Data for this exercise Block Start
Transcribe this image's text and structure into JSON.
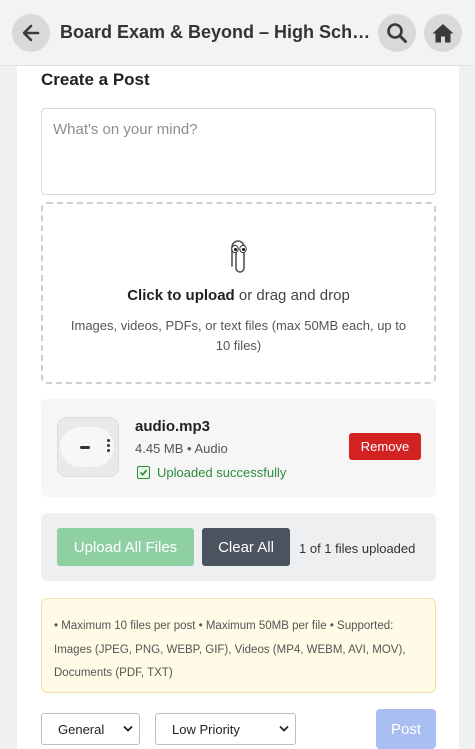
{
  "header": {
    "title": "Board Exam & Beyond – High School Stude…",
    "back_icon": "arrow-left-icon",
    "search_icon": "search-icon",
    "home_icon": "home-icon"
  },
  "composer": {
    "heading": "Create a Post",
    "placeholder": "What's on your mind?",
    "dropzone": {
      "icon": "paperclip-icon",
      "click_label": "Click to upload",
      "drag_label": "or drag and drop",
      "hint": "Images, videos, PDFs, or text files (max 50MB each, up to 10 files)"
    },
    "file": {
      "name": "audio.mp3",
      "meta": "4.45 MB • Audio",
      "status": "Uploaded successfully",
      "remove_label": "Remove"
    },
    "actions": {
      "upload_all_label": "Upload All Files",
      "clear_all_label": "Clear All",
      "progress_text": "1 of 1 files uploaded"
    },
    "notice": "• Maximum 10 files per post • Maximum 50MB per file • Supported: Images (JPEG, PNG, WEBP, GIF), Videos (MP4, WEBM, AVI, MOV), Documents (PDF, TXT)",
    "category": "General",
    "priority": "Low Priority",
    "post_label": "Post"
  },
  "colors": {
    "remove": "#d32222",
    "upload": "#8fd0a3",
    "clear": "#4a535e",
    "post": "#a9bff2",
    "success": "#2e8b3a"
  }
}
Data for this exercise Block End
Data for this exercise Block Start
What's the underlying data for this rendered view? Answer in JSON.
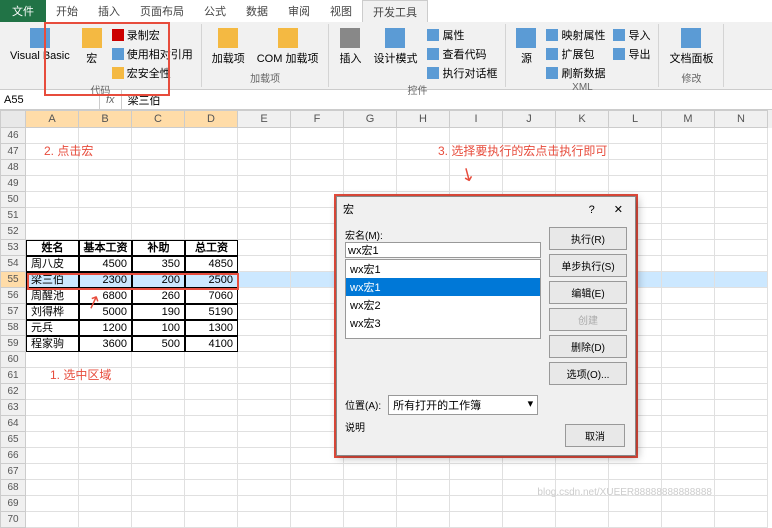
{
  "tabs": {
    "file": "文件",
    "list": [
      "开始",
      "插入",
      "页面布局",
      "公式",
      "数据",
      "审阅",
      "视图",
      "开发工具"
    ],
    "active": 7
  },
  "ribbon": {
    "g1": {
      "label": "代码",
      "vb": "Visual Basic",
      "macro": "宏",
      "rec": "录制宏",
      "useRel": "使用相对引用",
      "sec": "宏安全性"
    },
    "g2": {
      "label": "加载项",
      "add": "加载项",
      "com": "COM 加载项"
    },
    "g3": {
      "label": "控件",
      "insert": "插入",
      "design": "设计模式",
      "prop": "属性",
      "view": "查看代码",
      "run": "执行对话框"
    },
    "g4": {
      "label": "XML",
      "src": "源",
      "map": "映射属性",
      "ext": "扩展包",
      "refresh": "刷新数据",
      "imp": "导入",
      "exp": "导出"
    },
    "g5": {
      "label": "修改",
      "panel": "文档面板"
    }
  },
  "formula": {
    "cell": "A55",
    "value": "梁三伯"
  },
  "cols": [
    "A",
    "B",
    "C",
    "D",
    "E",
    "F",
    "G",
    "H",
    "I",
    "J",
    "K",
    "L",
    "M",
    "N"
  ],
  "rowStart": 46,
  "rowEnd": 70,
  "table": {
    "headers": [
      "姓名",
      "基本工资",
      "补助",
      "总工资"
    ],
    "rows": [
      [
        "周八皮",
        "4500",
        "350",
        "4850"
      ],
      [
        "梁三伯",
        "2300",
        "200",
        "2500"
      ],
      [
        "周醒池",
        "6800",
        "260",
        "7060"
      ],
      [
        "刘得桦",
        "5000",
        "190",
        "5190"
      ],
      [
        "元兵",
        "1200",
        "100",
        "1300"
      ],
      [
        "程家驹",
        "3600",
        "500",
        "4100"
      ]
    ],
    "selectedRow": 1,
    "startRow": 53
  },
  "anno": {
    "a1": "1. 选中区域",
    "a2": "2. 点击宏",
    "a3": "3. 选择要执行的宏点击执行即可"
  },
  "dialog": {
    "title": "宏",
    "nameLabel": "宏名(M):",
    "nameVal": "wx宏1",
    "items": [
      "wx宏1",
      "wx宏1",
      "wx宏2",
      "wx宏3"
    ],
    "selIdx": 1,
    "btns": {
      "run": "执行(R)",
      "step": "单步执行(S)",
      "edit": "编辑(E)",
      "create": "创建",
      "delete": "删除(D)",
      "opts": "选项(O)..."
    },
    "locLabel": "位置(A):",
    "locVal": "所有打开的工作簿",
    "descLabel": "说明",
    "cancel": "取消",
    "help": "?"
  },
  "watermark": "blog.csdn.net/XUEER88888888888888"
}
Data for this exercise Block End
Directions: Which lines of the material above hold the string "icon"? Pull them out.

Solved exercise:
    "back_icon": "arrow-left-icon",
    "search_icon": "search-icon",
    "home_icon": "home-icon"
      "icon": "paperclip-icon",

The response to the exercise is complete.